On this day, 14 years ago, 2983 lives were taken from this world. On that day, all of us were a part of one of the most impactful events in US and World History. And while 2983 lives were cut short by a senseless act of terror, we all died that day. Not physically, but rather a different kind of death.
And while often, these markers in our lives can be the day that everything changed, that everything turned around, sometimes that lesson fades a little more with each day.
I personally didn’t know anyone in the buildings or planes that day. I know families and loved ones who did, and all were devastated by the senseless loss. However, when we consider the ripple effect of all who were taken that day, assuming that each person knew just 500 people, we are all but two steps away from someone who lost their life on that day.
We were all impacted and changed on that day. But as I look around, I’m grieved by the question “Was it for the better?”
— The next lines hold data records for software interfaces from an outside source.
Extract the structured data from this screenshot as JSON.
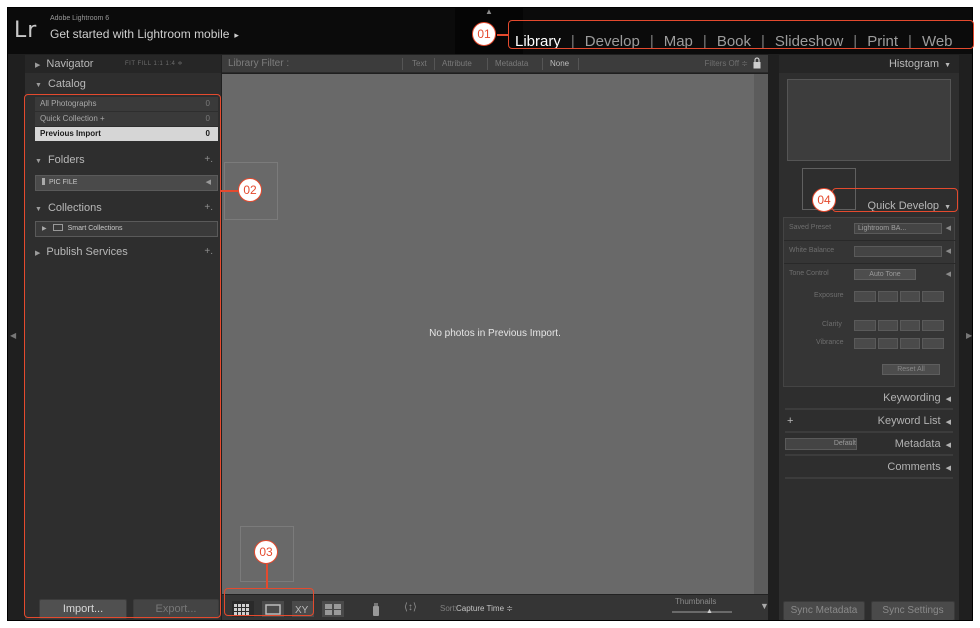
{
  "brand": {
    "logo": "Lr",
    "product": "Adobe Lightroom 6",
    "link": "Get started with Lightroom mobile",
    "link_arrow": "▸"
  },
  "modules": [
    "Library",
    "Develop",
    "Map",
    "Book",
    "Slideshow",
    "Print",
    "Web"
  ],
  "active_module": "Library",
  "left_panel": {
    "navigator": {
      "title": "Navigator",
      "options": "FIT   FILL   1:1   1:4 ≑"
    },
    "catalog": {
      "title": "Catalog",
      "items": [
        {
          "label": "All Photographs",
          "count": "0"
        },
        {
          "label": "Quick Collection +",
          "count": "0"
        },
        {
          "label": "Previous Import",
          "count": "0"
        }
      ]
    },
    "folders": {
      "title": "Folders",
      "add": "+.",
      "items": [
        {
          "label": "PIC FILE"
        }
      ]
    },
    "collections": {
      "title": "Collections",
      "add": "+.",
      "items": [
        {
          "label": "Smart Collections"
        }
      ]
    },
    "publish": {
      "title": "Publish Services",
      "add": "+."
    },
    "import_label": "Import...",
    "export_label": "Export..."
  },
  "filter_bar": {
    "title": "Library Filter :",
    "tabs": [
      "Text",
      "Attribute",
      "Metadata",
      "None"
    ],
    "active_tab": "None",
    "filters_status": "Filters Off ≑"
  },
  "center": {
    "empty_message": "No photos in Previous Import."
  },
  "toolbar": {
    "sort_label": "Sort:",
    "sort_value": "Capture Time ≑",
    "thumbnails_label": "Thumbnails"
  },
  "right_panel": {
    "histogram": "Histogram",
    "quick_develop": {
      "title": "Quick Develop",
      "saved_preset_label": "Saved Preset",
      "saved_preset_value": "Lightroom BA...",
      "white_balance_label": "White Balance",
      "tone_control_label": "Tone Control",
      "auto_tone": "Auto Tone",
      "exposure_label": "Exposure",
      "clarity_label": "Clarity",
      "vibrance_label": "Vibrance",
      "reset_all": "Reset All"
    },
    "keywording": "Keywording",
    "keyword_list": "Keyword List",
    "metadata": "Metadata",
    "metadata_preset": "Default",
    "comments": "Comments",
    "sync_metadata": "Sync Metadata",
    "sync_settings": "Sync Settings"
  },
  "callouts": [
    "01",
    "02",
    "03",
    "04"
  ],
  "colors": {
    "callout": "#e44a2e",
    "app_bg": "#1f1f1f",
    "grid_bg": "#696969",
    "panel_bg": "#2e2e2e"
  }
}
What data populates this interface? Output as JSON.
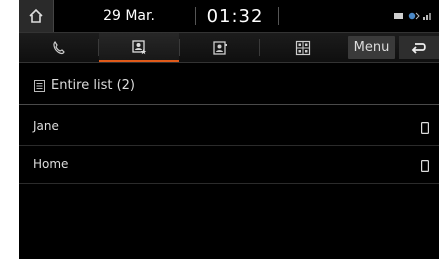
{
  "status_bar": {
    "date": "29 Mar.",
    "time": "01:32",
    "icons": [
      "home-icon",
      "bluetooth-icon",
      "signal-icon"
    ]
  },
  "tabs": {
    "items": [
      {
        "icon": "call-history-icon",
        "active": false
      },
      {
        "icon": "favorites-contact-icon",
        "active": true
      },
      {
        "icon": "contacts-icon",
        "active": false
      },
      {
        "icon": "dial-pad-icon",
        "active": false
      }
    ],
    "menu_label": "Menu",
    "back_icon": "back-arrow-icon"
  },
  "list": {
    "header_label": "Entire list (2)",
    "header_icon": "list-icon",
    "items": [
      {
        "name": "Jane",
        "icon": "mobile-phone-icon"
      },
      {
        "name": "Home",
        "icon": "mobile-phone-icon"
      }
    ]
  },
  "colors": {
    "accent": "#e05a1a",
    "background": "#000000",
    "text": "#dddddd"
  }
}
Much has changed in the last 14 years. For me, I was so impacted by the idea that tomorrow isn’t guaranteed, that 6 days after the tragedy I proposed to my wife. In those 14 years, we’ve had ups and downs, tripled the size of our family (if you count the mutts into the mix) lived in 4 different places, had a half dozen career changes, and survived some difficult challenges.
But with those changes and challenges, the biggest lesson I’ve learned is that tomorrow isn’t guaranteed. It never is. It never will be. Tomorrow may not come.
And yet, when I look at the world around us, despite all the changes we go through on a daily basis, have things changed for the better? Sadly, I have to say no.
Some have. I see the world being more open to possibility. I see a new way of communicating. There are a number of positive moves where the walls of opinion have been torn down and the ability to share, discuss, disagree and understand each other exist like no other time in history.
But with those same channels of communication, we still see the roots of evil. We see the heart of fear, the mind of oppression, the hands of hatred. So I ask again, “have we changed for the better?”
2983 lives were gone in a moment. 2983 people, loved ones, parents, children, brothers, sisters, uncles, aunts, coworkers, friends. Gone. And while we say “Never Forget”, do we LIVE “Never Forget”?
As time marches on, no matter how many times we see the images of the planes impact, the buildings billowing smoke, or their eventual collapse, the memory sadly fades. Maybe not for all of us, and certainly not of the people who died, or even that they lived. But the memory of the impact on our lives fades. As does the idea that tomorrow is never guaranteed.
We continue to live just below our potential, never quite pushing those last few feet to victory.
We hold back our love and appreciation for what and who we have thinking that “they know.”
We wait for tomorrow, for next month, for the new year, to get started and never take the leap to make it happen today.
Let me remind you that Tomorrow is NOT GUARANTEED! There is no “tomorrow” on your calendar. Only today. And you only get one shot at it.
An uncle shared something this morning that was beautifully written about being on “the back 9 of life”. It was about how time moves so quickly and can often slip away until it’s nearly too late to do anything about the hopes and dreams that we have. It ended with a remarkable line that read like this “Today is the oldest you’ve ever been, yet the youngest you’ll ever be, so enjoy this day while it lasts.”
So what do we wait for? Why do we choose to live small? Why do we forget to live like we “Never Forget”? Why do we forget that this is it, this is the time, now is the only now we have?
Let’s not forget. Let’s just not. Enough is enough. We need to seize the day. And the next. And the next.
Let’s instead be bold, and live a life of remembrance. A life that lives the legacy of those that came before us, and those that follow in our footsteps.
This is not about patriotism. This is not just nationalism. This is about humanity. This is about us, both collectively and individually. We make our lives mean something. So don’t wait for tomorrow. Don’t wait for later. Do it now.
“Never Forget” that tomorrow is never guaranteed. “Never Forget” that in this moment you have life. And “Never Forget” that you matter, so we need you to start acting like it.
Question: Are you living your life with the idea that tomorrow may not come?